Hydropower is a renewable energy resource because it uses the Earth’s water cycle to generate electricity. Water evaporates from the Earth’s surface, forms clouds, precipitates back to earth, and flows toward the ocean. The movement of water as it flows downstream creates kinetic energy that can be converted into electricity. 2700 TWH is generated every year. Hydropower supplies at least 50% of electricity production in 66 countries and at least 90% in 24 countries. Out of the total power generation installed capacity in India of 1,76,990 MW (June, 2011), hydro power contributes about 21.5% i.e. 38,106 MW. A capacity addition of 78,700 MW is envisaged from different conventional sources during 2007-2012 (the 11th Plan), which includes 15,627 MW from large hydro projects. In addition to this, a capacity addition of 1400 MW was envisaged from small hydro up to 25 MW station capacity. The total hydroelectric power potential in the country is assessed at about 150,000 MW, equivalent to 84,000 MW at 60% load factor. The potential of small hydro power projects is estimated at about 15,000 MW.

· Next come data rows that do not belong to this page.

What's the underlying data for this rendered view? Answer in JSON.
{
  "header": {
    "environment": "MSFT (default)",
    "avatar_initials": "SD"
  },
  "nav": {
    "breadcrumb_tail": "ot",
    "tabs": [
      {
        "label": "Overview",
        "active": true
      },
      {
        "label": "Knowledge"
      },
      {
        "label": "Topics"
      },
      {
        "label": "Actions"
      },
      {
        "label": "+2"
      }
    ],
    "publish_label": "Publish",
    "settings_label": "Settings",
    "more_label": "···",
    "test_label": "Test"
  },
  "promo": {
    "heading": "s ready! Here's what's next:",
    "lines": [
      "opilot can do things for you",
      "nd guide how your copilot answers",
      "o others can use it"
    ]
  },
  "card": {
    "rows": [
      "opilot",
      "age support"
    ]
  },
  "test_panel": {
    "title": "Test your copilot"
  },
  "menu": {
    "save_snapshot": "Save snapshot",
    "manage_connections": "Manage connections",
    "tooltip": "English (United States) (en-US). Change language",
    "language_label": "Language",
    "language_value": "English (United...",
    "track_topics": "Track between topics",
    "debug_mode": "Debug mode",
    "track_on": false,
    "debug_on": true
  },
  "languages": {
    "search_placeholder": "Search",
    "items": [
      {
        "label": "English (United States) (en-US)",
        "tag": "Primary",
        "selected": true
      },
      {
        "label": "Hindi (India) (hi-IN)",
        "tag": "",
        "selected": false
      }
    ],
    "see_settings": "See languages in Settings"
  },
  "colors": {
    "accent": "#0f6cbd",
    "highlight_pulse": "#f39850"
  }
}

A hydroelectric power plant consists of a high dam that is built across a large river to create a reservoir, and a station where the process of energy conversion to electricity takes place. The first step in the generation of energy in a hydropower plant is the collection of run-off of seasonal rain and snow in lakes, streams and rivers, during the hydrological cycle. The run-off flows to dams downstream. The water falls through a dam, into the hydropower plant and turns a large wheel called a turbine. The turbine converts the energy of falling water into mechanical energy to drive the generator After this process has taken place electricity is transferred to the communities through transmission lines and the water is released back into the lakes, streams or rivers. This is entirely not harmful, because no pollutants are added to the water while it flows through the hydropower plant.